> Work order:
Say how many lines in the material below contain the word "descuida", giving the number alone.

> Dataset records:
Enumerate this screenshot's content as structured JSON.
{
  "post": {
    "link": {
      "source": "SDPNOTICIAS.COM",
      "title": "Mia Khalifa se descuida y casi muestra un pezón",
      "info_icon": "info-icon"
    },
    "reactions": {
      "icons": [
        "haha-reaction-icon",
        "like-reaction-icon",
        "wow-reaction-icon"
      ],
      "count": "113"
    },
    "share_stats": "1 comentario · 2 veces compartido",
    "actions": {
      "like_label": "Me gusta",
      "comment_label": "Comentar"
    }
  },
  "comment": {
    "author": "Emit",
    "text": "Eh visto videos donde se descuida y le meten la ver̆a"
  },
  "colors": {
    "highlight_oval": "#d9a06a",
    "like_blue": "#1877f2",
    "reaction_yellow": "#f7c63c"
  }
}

> Exercise answer:
2